ICRC activities in the occupied Golan
22-03-2007 Operational Update
The Golan was occupied by Israel in 1967 during the six-day war. In December 1981, Israel unilaterally annexed the Golan thus applying Israeli laws, jurisdiction and administration to anyone living in the region.
The occupied area of the Golan measures about 1,250 square kilometres and its population now includes an estimated 21,000 Syrian Arabs living in 5 main towns, as opposed to 130,000 Syrian citizens living in some 200 villages and farms before 1967. The Golan also has about 20,000 Israelis inhabitants living in some 40 settlements.
The ICRC considers the Golan to be occupied territory and consequently the Fourth Geneva Convention of 1949 and other customary rules as reflected in the Hague Regulations of 1907 are applicable. No government has endorsed the Israeli annexation of the Golan.
The ICRC has carried out its activities in the occupied Golan since 1967 and has maintained a full-time presence there since 1988, when it opened its office in Majd El Shams. Its activities in the area focus mainly on re-establishing and maintaining family links between the 21,000 Golanese residents and their families living on the other side of the demarcation line.
Passage of students and pilgrims
For the Syrian Arab residents of the occupied Golan, travel to Syria proper is severely restricted, if not impossible. The ICRC, as a neutral intermediary, works with officials in both countries to facilitate their passage for educational and religious purposes. The crossings by pilgrims (Druze sheiks) have been organized under ICRC auspices for the past twelve years. In 2005, the ICRC managed to have the length of the pilgrims'visit extended from 24 hours to three days. In 2006, the ICR C facilitated the crossing of 506 pilgrims. The crossing of students to attend universities in Syria proper is a regular activity run by the ICRC for 15 years now. In 2006 the ICRC facilitated the crossing of 780 students in 10 crossings throughout the year.

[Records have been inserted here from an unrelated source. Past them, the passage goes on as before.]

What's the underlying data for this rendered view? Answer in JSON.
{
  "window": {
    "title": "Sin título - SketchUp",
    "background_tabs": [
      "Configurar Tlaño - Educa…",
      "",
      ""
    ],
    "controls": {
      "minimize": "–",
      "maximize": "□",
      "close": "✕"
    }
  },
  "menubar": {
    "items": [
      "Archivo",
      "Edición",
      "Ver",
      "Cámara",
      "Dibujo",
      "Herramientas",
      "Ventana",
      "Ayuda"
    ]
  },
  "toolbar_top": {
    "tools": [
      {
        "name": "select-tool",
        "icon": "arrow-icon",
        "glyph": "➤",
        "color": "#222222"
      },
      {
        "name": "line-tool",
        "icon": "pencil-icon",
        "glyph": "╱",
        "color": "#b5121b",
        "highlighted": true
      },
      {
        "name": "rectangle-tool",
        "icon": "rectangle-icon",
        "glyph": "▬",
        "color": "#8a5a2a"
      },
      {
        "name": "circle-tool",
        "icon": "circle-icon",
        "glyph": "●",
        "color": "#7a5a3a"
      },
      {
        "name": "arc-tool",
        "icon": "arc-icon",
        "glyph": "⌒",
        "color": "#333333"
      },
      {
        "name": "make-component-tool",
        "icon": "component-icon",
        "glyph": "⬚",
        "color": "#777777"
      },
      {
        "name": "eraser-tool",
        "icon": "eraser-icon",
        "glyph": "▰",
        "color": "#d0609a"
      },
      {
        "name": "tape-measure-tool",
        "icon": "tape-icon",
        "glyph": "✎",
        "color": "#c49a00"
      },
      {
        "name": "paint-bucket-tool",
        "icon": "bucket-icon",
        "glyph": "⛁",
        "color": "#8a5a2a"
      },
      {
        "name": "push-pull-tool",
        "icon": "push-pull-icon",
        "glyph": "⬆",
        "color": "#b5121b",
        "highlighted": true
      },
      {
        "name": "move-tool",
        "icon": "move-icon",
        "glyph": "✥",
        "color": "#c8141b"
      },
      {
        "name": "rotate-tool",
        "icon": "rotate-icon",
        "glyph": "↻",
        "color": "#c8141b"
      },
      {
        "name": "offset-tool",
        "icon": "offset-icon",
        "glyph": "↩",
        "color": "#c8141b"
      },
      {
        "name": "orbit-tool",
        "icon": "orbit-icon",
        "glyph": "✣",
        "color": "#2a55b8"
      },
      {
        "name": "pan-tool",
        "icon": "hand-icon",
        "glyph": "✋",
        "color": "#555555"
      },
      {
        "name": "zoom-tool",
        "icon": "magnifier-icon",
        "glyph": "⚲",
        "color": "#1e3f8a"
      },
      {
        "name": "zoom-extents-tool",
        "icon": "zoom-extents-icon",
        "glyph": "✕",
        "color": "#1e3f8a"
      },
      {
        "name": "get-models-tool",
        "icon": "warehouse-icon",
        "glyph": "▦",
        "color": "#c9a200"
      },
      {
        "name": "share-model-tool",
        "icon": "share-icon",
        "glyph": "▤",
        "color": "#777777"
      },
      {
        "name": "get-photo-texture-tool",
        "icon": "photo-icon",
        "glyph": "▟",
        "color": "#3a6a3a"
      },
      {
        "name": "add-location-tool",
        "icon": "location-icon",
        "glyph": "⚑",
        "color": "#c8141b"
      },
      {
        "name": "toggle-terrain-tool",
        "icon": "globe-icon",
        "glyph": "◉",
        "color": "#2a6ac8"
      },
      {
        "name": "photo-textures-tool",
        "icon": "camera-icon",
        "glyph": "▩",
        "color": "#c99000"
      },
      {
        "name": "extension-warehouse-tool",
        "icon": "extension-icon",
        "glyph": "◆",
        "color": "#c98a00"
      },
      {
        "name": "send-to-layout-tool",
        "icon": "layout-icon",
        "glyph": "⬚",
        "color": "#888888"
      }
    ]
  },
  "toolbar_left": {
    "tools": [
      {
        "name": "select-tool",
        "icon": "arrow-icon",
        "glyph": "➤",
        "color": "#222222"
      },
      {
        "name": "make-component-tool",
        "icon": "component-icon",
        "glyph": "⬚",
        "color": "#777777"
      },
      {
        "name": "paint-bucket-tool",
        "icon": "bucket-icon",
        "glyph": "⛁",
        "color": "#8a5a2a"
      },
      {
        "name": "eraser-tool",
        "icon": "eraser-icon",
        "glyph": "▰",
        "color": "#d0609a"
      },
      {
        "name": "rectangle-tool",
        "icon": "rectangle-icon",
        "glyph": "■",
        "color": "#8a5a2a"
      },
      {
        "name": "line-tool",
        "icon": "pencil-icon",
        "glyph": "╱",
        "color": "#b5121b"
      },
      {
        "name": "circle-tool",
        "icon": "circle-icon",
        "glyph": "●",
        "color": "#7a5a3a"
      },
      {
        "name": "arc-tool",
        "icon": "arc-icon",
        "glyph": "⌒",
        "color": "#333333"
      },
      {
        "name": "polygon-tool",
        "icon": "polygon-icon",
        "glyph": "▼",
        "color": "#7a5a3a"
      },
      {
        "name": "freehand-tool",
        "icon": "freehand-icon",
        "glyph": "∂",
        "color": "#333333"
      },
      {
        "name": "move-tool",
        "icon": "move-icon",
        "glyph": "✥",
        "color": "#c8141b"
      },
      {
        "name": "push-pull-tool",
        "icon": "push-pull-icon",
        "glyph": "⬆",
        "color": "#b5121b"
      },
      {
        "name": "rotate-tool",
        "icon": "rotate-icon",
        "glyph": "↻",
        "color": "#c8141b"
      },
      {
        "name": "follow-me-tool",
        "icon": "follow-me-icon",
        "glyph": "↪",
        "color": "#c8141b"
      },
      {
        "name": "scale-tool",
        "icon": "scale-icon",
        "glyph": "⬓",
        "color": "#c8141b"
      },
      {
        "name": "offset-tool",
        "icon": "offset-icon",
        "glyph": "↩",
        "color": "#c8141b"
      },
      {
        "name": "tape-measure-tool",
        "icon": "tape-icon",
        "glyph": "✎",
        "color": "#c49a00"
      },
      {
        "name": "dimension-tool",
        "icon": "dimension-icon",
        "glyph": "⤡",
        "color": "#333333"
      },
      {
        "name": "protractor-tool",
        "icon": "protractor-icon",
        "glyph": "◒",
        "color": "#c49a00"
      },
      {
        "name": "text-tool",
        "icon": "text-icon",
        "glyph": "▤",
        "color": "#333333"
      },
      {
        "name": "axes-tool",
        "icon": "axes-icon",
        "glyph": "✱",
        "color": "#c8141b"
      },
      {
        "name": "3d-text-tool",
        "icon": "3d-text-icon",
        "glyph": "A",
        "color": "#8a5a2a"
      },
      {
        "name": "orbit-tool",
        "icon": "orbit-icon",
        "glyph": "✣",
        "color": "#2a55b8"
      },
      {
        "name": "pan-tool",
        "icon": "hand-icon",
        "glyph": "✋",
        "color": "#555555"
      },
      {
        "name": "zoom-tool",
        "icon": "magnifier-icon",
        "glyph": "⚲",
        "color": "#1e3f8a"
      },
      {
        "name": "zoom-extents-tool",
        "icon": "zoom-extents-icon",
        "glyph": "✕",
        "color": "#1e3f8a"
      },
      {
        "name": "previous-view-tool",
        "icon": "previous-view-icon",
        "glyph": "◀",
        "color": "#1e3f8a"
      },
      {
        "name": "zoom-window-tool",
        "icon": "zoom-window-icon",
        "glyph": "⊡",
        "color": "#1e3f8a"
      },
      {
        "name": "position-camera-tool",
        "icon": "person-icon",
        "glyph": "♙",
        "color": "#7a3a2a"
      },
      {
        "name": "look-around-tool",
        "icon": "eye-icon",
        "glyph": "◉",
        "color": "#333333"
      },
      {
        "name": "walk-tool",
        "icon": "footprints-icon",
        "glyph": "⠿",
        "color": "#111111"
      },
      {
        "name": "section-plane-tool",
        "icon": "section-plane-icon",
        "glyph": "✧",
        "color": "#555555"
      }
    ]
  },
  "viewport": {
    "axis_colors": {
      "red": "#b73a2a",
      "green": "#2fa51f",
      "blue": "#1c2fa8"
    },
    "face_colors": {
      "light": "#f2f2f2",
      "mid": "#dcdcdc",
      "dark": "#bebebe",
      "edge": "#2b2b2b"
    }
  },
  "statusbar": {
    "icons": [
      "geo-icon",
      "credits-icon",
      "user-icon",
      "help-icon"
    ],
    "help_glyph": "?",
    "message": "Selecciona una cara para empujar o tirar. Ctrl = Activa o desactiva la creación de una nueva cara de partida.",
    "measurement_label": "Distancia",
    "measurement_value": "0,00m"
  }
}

Exchange of official papers and Red Cross Messages (RCM)
The ICRC exchanges official papers such as power of attorney documents and birth, death and marriage certificates as well as property documents. This service provides an essential life-line that reinforces family unity across the separation line and helps to support Syrian Arab families living in the occupied Golan to deal with a complicated legal situation. In 2006, the ICRC transmitted 101 power of attorney documents, along with numerous other official documents and certificates to Syria proper. The ICRC also received and distributed Red Cross Messages, enabling the exchange of news between the Syrian Arab residents and their family members on the other side.
Visits to detainees
The ICRC regularly carries out visits to Syrian Arab detainees held by the Israeli authorities. In 2006, detainees from the occupied Golan were visited by ICRC delegates in four places of detention in Israel. All Golanese detainees registered by the ICRC have the opportunity to be visited by their immediate family through the ICRC's family visit programme. In 2006, over 100 relatives of detainees have been able to visit their detained relatives. In accordance with its standard working procedures the ICRC monitors the conditions of detention which it shares confidentially with the relevant authorities an d ensures a follow up on recommendations.
Facilitation of weddings
The ICRC helps in the practical arrangements for weddings between Syrian Arab residents of the occupied Golan and their prospective partners from Syria proper. These marriage ceremonies are organized and conducted, under ICRC auspices, in the demilitarized zone in Kuneitra. The ICRC has been engaged in this activity for some 20 years. In 2006, arrangements were made to facilitate three weddings in the UN-controlled demilitarized zone and four are so far planned for the first quarter of 2007.
Family visits to Syria
The vast majority of the 21,000 Syrian Arab residents have close relatives living in Syria proper but are unable to maintain contact or conduct family visits due to the sealed separation zone. In the past, the ICRC ran the so-called ‘family visit’ programme which enabled family members to meet together in Syria once a year for two weeks.
This programme was abruptly stopped in 1992 and, despite multiple appeals from the ICRC, has yet to resume. This inability to maintain social, cultural and family ties has an immense effect on the Syrian Arab population of the occupied Golan. Indeed, the resumption of family visits is considered by the majority of Golanese as the single most important issue connected to the occupation and one which needs to be urgently resolved. The ICRC considers the restarting of this programme as a priority and as such continues its efforts to renew this important humanitarian programme.
Upon the request of both Israel and Syria, the ICRC has transported in 2005 and in 2006 a total of 8,000 tonnes of apples from the occupied Golan through the 1974 separation line to Syrian markets. A similar operation is being carried out this year and is expected to transport 10,000 tonnes of apples. This represents an important boost to the local economy as well as a significant economic and humanitarian channel between the Syrian Arab farmers of the occupied Golan and Syrian markets. The programme is feasible due to the recognition by all parties of the trusted neutral intermediary role of the ICRC.